Step Three: Maintenance

Most people are injured using their tools when they aren’t kept sharp or in good condition. Metal blades should always be well oiled and replaced when they lose their sharpness. Regularly inspect your nuts, bolts, screws and other small parts for damage so you know when they need to be replaced. If you own hand tools with a wooden handle, take the time to sand and oil it regularly to prevent splinters and splitting.

History and Components of a Modern Mainframe Computer

Mainframe computers are critical for some of the largest corporations in the world. Each mainframe has more than one modern processor, RAM ranging from a few megabytes to multiple-score gigabytes, and disk space and other storage beyond anything on a microcomputer. A mainframe can control multiple tasks and serve thousands of users every second without downtime.

The chief difference between mainframes and other computing systems is the level of processing that takes place. Mainframes are also different in terms of data bandwidth, organization, reliability, and control. Big organizations-banking, healthcare, insurance, and telecom companies, etc.-use mainframes for processing critical commercial data.

In this article, we discuss the evolution of mainframe computers and their components.

History of mainframe computers

IBM developed a critical part of mainframe computing, the Automatic Sequenced Controlled Calculator (ASCC) for arithmetic operations, in 1944. From the late 1950s through the 1970s, several companies manufactured mainframes: IBM, Burroughs, RCA, NCR, General Electric, and Sperry Rand, for example. Since then, System / 390 by IBM is the only kind of mainframe in use. It evolved from IBM's System / 360 in 1960.

An Early mainframe occupied a huge space. New technologies have drastically reduced the size and cost of the hardware. A current-generation mainframe can fit in a small closet.

Components of a modern mainframe computer

Like a PC, a mainframe has many components for processing data: operating system, motherboard or main board, processor, controllers, storage devices, and channels.

• Motherboard: The motherboard of a mainframe computer consists of a printed circuit that allows CPU, RAM, and other hardware components to function together through a concept called "Bus architecture". The motherboard has device slots for input cards and cable interfaces for various external devices. Where PC motherboards use 32- or 64-bit buses, mainframes use 128-bit buses. General instructions regarding the internal architecture help the motherboard connect to the other devices and retrieve data using binary computation.

• Processor: A CPU acts as the central processing point in mainframe architecture and includes an Arithmetic Logic Unit (ALU) for performing arithmetic calculations. It also works as a controller for the bus architecture and handles traffic and data requests. The processing power of mainframes is much higher compared to PCs, so that they can handle huge amounts of data.

• Storage devices: Storage devices are for entering, retrieving, storing, and recording data.
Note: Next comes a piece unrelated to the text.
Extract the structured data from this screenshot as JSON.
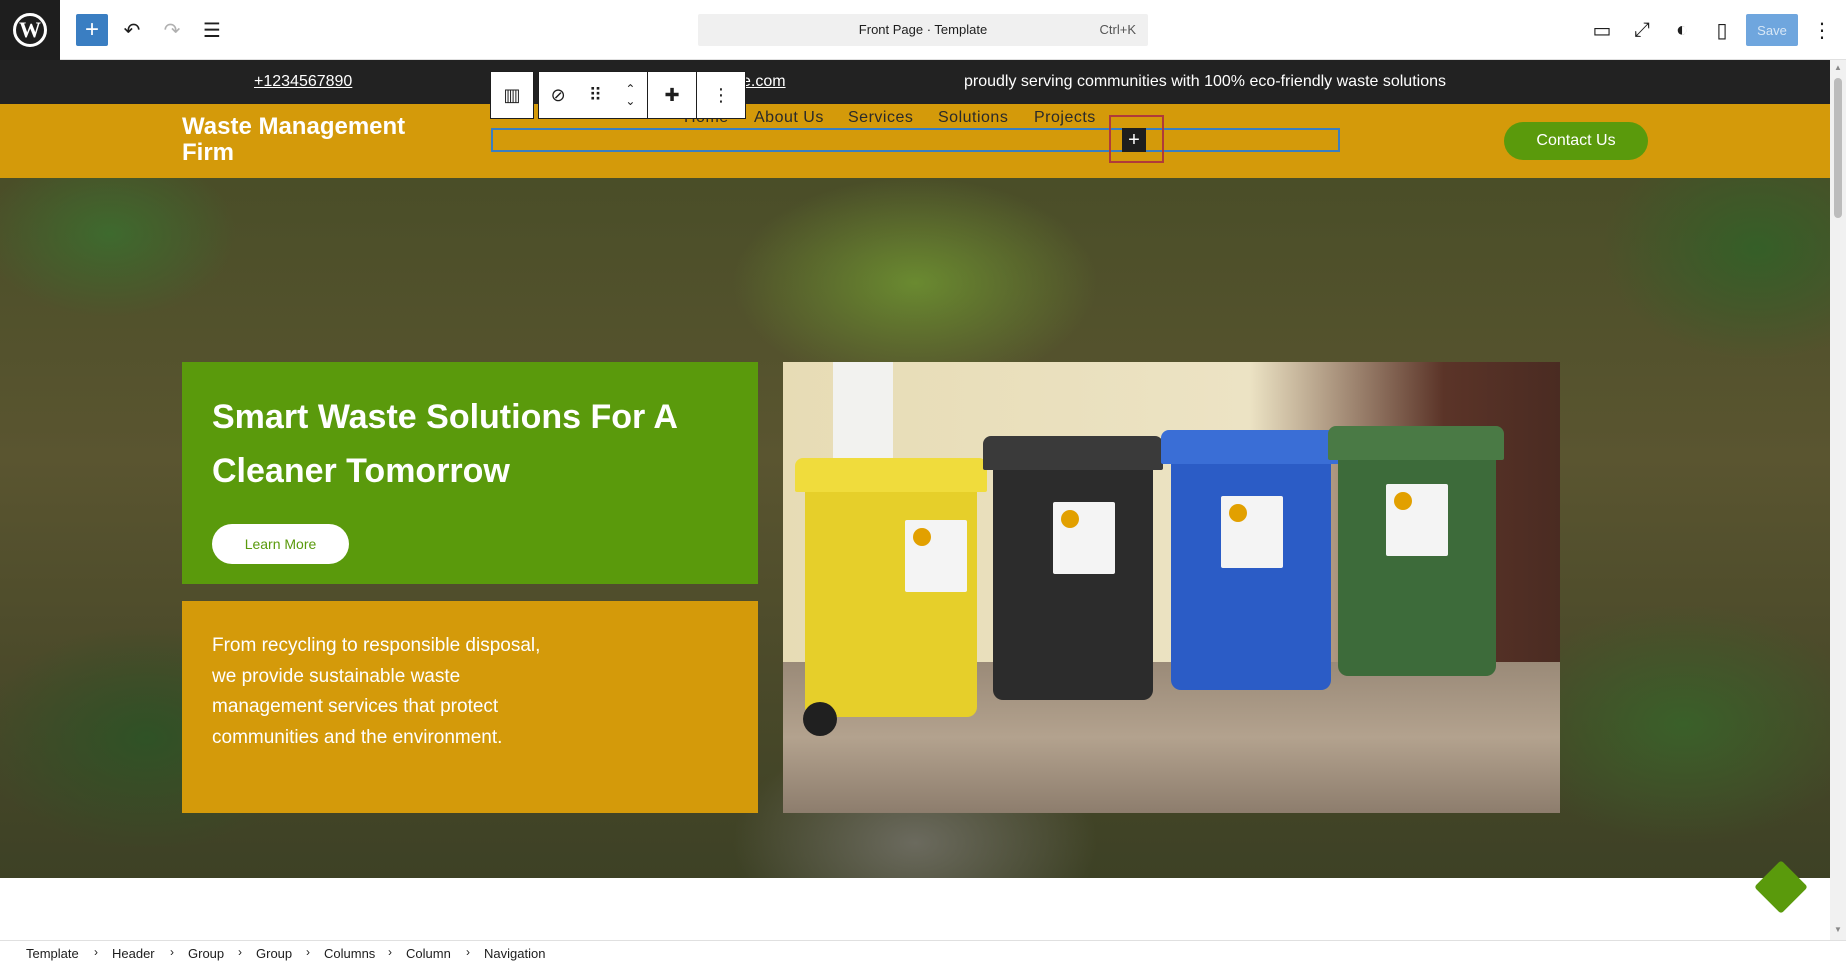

Many are external devices, such as hard drives, tape drives, and punch card readers, all connected to terminals of the mainframe and controlled by the CPU. Their capacity for data storage can be hundred or even thousands of times that of a PC.

• Communication controllers: Communication controllers allow remote computers to access a mainframe. With the help of networks, LAN or WAN, communication controllers establish connections with various devices, perform data transmission over communication channels, and keep track of users at terminals.

• Channels: The "channels" are the cables used to connect the CPU and the main storage to other parts of the system and make sure that data is moved in a systematic way without losing its integrity.

Modern mainframes have advanced features such as expanded service management capabilities, cross-platform integration facilities, etc. And so are suitable for critical data center operations. The cost of maintaining modern mainframes is much less compared to older models.